LISTED RECORDS:
....
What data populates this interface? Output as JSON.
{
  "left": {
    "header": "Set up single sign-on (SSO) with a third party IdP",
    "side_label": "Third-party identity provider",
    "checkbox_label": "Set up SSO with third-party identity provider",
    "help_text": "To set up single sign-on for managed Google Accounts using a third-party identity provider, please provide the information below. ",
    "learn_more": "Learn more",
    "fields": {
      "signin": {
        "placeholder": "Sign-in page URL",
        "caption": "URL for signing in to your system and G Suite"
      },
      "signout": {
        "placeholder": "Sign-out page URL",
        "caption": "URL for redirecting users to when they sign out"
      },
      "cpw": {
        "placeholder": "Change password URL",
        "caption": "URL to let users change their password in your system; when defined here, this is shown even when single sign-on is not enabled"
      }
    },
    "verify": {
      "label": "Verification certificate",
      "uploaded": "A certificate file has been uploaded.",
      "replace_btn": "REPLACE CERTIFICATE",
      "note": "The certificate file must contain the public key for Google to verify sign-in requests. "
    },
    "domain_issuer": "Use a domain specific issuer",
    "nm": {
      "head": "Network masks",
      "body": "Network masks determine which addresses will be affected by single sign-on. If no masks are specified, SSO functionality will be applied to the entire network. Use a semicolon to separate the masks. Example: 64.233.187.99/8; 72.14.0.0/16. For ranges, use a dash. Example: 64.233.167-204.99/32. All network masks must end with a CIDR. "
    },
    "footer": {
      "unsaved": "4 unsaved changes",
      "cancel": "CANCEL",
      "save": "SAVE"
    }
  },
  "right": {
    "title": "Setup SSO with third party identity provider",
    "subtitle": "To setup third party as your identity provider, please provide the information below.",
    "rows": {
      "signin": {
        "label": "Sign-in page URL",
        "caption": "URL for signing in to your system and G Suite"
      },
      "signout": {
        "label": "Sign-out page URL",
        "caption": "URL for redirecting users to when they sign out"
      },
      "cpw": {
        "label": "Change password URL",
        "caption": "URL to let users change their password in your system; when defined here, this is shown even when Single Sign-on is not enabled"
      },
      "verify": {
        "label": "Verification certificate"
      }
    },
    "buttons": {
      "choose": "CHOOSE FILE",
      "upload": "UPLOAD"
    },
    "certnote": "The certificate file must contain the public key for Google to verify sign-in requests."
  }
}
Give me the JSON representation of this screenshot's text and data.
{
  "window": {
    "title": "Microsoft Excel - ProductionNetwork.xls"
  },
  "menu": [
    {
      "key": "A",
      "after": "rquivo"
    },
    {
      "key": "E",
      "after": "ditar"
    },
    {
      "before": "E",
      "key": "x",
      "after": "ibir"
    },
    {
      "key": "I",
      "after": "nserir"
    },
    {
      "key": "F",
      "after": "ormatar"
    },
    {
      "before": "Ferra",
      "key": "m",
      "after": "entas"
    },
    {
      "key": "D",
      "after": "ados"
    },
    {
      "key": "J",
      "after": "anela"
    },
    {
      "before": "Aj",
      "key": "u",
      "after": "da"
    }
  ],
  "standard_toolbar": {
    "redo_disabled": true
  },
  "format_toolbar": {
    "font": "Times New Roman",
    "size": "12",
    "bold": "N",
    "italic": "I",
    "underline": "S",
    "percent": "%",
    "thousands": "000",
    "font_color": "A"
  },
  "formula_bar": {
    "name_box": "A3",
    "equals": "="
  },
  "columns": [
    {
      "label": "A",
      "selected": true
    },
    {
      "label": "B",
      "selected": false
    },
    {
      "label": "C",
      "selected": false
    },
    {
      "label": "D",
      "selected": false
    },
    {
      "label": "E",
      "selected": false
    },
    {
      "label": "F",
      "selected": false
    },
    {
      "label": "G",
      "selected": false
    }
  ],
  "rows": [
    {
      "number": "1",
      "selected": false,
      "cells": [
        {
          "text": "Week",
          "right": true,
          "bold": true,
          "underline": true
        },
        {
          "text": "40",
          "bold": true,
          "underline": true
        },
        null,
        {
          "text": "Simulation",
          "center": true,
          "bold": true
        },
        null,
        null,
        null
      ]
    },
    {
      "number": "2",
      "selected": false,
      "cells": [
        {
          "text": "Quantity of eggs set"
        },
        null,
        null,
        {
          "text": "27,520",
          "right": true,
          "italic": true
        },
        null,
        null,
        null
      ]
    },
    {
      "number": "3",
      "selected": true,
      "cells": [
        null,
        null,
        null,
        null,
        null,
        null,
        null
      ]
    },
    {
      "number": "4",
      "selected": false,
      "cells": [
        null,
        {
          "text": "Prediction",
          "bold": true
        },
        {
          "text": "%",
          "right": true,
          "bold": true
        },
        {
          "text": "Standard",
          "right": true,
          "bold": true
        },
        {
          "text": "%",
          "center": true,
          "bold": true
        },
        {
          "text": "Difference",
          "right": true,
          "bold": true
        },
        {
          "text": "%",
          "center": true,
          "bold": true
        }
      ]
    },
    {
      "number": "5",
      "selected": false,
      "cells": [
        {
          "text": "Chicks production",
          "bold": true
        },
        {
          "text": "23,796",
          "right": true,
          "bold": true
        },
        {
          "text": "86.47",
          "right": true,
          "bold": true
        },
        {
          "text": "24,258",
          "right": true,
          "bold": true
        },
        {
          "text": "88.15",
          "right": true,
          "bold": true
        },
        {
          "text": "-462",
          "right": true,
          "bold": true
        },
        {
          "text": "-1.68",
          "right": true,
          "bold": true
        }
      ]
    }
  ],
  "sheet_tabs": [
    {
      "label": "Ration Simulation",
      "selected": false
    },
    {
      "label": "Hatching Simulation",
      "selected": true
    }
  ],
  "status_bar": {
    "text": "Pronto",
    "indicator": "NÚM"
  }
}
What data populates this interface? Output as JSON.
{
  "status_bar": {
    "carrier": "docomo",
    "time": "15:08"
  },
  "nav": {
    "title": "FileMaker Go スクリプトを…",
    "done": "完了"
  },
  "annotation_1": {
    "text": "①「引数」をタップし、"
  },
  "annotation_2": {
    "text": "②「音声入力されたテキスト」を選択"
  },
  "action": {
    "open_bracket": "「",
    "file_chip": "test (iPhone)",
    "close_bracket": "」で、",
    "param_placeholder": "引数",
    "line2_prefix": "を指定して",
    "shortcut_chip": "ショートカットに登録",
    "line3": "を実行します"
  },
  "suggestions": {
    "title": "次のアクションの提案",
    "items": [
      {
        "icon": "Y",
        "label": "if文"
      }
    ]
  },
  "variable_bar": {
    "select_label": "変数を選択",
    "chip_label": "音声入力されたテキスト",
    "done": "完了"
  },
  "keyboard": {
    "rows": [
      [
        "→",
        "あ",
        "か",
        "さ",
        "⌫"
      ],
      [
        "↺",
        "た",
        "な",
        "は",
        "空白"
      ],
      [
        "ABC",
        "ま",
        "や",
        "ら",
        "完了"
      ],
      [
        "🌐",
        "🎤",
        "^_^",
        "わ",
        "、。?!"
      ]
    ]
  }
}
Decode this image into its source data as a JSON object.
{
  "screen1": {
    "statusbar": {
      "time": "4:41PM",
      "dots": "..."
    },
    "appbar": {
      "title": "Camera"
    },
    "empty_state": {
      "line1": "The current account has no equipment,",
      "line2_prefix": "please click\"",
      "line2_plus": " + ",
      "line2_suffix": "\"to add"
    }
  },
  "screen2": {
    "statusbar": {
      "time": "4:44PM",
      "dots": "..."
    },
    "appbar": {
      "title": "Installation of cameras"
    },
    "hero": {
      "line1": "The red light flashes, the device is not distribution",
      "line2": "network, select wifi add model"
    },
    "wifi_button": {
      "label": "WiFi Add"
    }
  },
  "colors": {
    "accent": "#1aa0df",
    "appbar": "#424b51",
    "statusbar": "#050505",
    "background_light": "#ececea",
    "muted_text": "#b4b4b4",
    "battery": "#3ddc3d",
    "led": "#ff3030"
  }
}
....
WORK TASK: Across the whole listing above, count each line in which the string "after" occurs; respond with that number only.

RESULT FOR THIS TASK: 9